DIRECTIONS - Nothing in the records may be altered. Repeat them in full.

DATASET ENTRIES -

----

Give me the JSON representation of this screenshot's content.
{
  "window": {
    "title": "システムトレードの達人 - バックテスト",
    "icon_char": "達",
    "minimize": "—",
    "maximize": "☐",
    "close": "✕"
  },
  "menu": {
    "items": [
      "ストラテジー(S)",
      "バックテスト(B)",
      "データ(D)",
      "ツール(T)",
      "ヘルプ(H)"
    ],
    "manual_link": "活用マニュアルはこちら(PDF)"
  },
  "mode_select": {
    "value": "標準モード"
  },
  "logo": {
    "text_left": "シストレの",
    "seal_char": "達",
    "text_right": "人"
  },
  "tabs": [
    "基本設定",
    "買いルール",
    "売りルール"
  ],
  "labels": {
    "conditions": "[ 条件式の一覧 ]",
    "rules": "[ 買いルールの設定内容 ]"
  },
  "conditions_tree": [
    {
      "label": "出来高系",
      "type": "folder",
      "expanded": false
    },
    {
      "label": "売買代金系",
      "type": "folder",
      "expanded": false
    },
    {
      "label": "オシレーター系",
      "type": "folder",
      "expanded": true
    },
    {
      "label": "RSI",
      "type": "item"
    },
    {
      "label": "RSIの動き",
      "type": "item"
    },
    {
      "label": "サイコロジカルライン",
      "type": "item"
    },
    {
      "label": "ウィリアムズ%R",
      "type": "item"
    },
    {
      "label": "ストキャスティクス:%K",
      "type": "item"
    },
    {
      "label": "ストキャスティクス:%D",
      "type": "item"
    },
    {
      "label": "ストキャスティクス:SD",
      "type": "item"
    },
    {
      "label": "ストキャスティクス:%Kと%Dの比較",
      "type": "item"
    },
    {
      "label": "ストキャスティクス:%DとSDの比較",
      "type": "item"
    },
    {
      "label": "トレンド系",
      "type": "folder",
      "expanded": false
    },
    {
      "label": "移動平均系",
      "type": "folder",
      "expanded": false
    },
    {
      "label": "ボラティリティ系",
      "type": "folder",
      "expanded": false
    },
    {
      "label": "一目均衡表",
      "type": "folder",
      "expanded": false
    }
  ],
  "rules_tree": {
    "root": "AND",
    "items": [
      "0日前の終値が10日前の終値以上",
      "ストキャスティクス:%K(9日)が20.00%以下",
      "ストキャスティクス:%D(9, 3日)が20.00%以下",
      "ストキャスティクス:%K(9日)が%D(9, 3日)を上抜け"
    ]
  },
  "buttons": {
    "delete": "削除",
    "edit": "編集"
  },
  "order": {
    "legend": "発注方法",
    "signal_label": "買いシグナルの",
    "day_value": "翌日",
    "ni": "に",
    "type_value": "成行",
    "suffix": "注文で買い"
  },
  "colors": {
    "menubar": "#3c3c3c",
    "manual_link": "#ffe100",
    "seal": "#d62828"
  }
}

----

RESPONSE TO THE EXERCISE -
Give me the JSON representation of this screenshot's content.
{
  "window": {
    "title": "システムトレードの達人 - バックテスト",
    "icon_char": "達",
    "minimize": "—",
    "maximize": "☐",
    "close": "✕"
  },
  "menu": {
    "items": [
      "ストラテジー(S)",
      "バックテスト(B)",
      "データ(D)",
      "ツール(T)",
      "ヘルプ(H)"
    ],
    "manual_link": "活用マニュアルはこちら(PDF)"
  },
  "mode_select": {
    "value": "標準モード"
  },
  "logo": {
    "text_left": "シストレの",
    "seal_char": "達",
    "text_right": "人"
  },
  "tabs": [
    "基本設定",
    "買いルール",
    "売りルール"
  ],
  "labels": {
    "conditions": "[ 条件式の一覧 ]",
    "rules": "[ 買いルールの設定内容 ]"
  },
  "conditions_tree": [
    {
      "label": "出来高系",
      "type": "folder",
      "expanded": false
    },
    {
      "label": "売買代金系",
      "type": "folder",
      "expanded": false
    },
    {
      "label": "オシレーター系",
      "type": "folder",
      "expanded": true
    },
    {
      "label": "RSI",
      "type": "item"
    },
    {
      "label": "RSIの動き",
      "type": "item"
    },
    {
      "label": "サイコロジカルライン",
      "type": "item"
    },
    {
      "label": "ウィリアムズ%R",
      "type": "item"
    },
    {
      "label": "ストキャスティクス:%K",
      "type": "item"
    },
    {
      "label": "ストキャスティクス:%D",
      "type": "item"
    },
    {
      "label": "ストキャスティクス:SD",
      "type": "item"
    },
    {
      "label": "ストキャスティクス:%Kと%Dの比較",
      "type": "item"
    },
    {
      "label": "ストキャスティクス:%DとSDの比較",
      "type": "item"
    },
    {
      "label": "トレンド系",
      "type": "folder",
      "expanded": false
    },
    {
      "label": "移動平均系",
      "type": "folder",
      "expanded": false
    },
    {
      "label": "ボラティリティ系",
      "type": "folder",
      "expanded": false
    },
    {
      "label": "一目均衡表",
      "type": "folder",
      "expanded": false
    }
  ],
  "rules_tree": {
    "root": "AND",
    "items": [
      "0日前の終値が10日前の終値以上",
      "ストキャスティクス:%K(9日)が20.00%以下",
      "ストキャスティクス:%D(9, 3日)が20.00%以下",
      "ストキャスティクス:%K(9日)が%D(9, 3日)を上抜け"
    ]
  },
  "buttons": {
    "delete": "削除",
    "edit": "編集"
  },
  "order": {
    "legend": "発注方法",
    "signal_label": "買いシグナルの",
    "day_value": "翌日",
    "ni": "に",
    "type_value": "成行",
    "suffix": "注文で買い"
  },
  "colors": {
    "menubar": "#3c3c3c",
    "manual_link": "#ffe100",
    "seal": "#d62828"
  }
}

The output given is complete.